Shapiro’s talk, entitled “When Diversity Becomes a Problem,” was first unilaterally cancelled by CSULA President William Covino on the basis that the event would not be “inclusive” of differing viewpoints. After Shapiro vowed to show up anyway, Covino relented and CSULA issued a statement—about an hour before the talk was scheduled to begin—stating that CSULA would “allow” Shapiro to speak.
Covino’s statement, however, departed from his earlier concern about the need for “differing viewpoints” and instead expressed a concern for safety:
Leading up to the event, there were a number of emails and social media posts that caused concern for the campus community. Given threats and expressions of fear, President William A. Covino proposed a rescheduled event that would be civil and inclusive, and in which Mr. Shapiro and speakers with other viewpoints could offer their perspectives in an organized forum.
“My decision was made in the interest of safety and security,” Covino said. “I am disappointed that Mr. Shapiro has not accepted my invitation to speak in such a forum. He has indicated that he will come to Cal State LA to speak today at the University-Student Union Theatre, where he was originally scheduled to deliver his talk,” Covino told the University community Thursday morning.

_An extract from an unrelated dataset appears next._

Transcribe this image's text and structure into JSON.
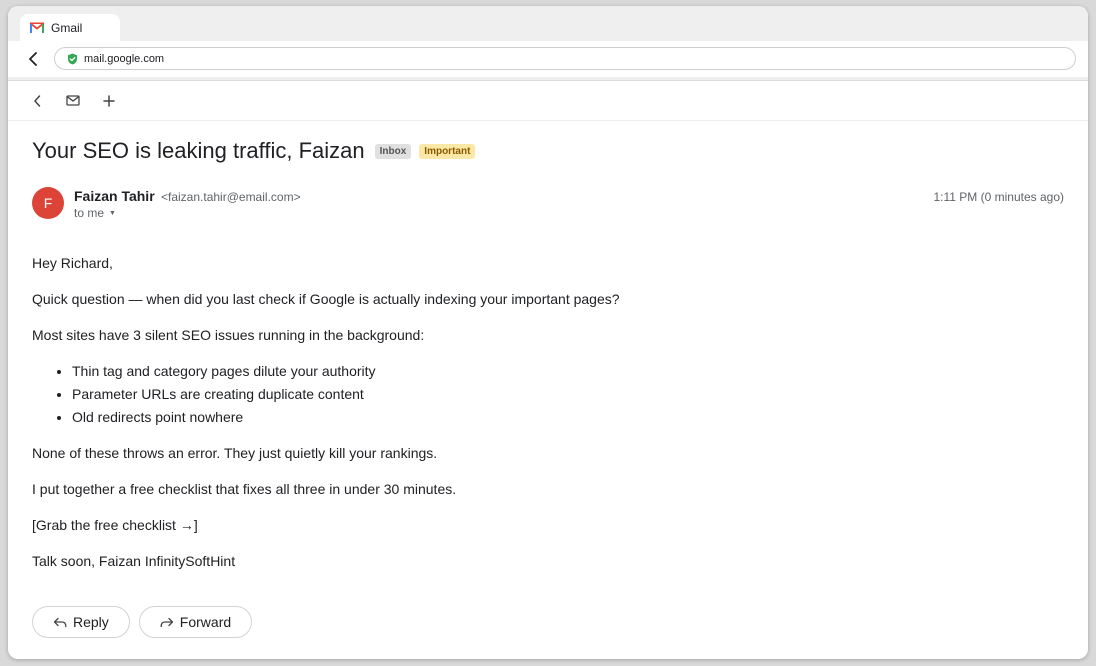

In doing so, Covino indicated a troubling willingness to surrender to the “heckler’s veto”: the justification that speech should be silenced because of the reaction it would draw from the audience or the speaker’s detractors. Just as CSULA cannot lawfully restrict speech because its president objects to the content of the speech, neither may CSULA restrict speech because of the negative reaction it might draw. As the Supreme Court explained in Forsyth County v. Nationalist Movement (1992), “Listeners’ reaction to speech is not a content-neutral basis for regulation. … Speech cannot be … punished or banned, simply because it might offend a hostile mob.”
Nevertheless, where CSULA’s president failed to prevent Shapiro from speaking last night, some of its students certainly tried. While many students protested Shapiro’s appearance outside the venue—adopting a “more speech” approach to a speaker they found offensive—some sought to prevent Shapiro from speaking at all, and to prevent those who wanted to hear Shapiro from attending the speech by physically blocking entrances to the theater. One protester, for example, remarked that anyone who wanted to hear Shapiro’s speech could listen to it online, “but the thing is, you’re not going in through that door”:
When protesters learned that attendees were using a back entrance to get in and out of Shapiro’s speech, some reportedly blocked that entrance, too:
— Yzzy Gonzalez (@yzzygonzalez) February 25, 2016
Some people in the crowd, unfortunately, engaged in shoving matches, although the College Fix reports that these “never escalated into a full-blown battle and the physical altercations only lasted about 10 to 15 seconds.”
Once Shapiro actually began speaking, a fire alarm began blaring. Who pulled the fire alarm is unknown. Shapiro, who later left under police escort, nevertheless continued speaking:
Protesters also found their way to President Covino’s office, where they held a sit-in protest. Unfortunately, at least some of these protesters were angry that Covino had “allowed” Shapiro’s speech at all. One student leader remarked:
[Shapiro’s] views incite hate speech and violence and we are against hate speech... this is our campus and we supposed to feel comfortable and like we are in a safe space. And we do not feel that way and the administration ignored that and still allowed this guy to come.
Student protesters, who had sought to prevent Covino from leaving campus, vowed to resume their protest today. Some have called on Covino to resign:
— TheUniversityTimes (@CalStateLAUT) February 25, 2016
Shapiro’s speech—including speaking over a fire alarm—can be viewed in full here.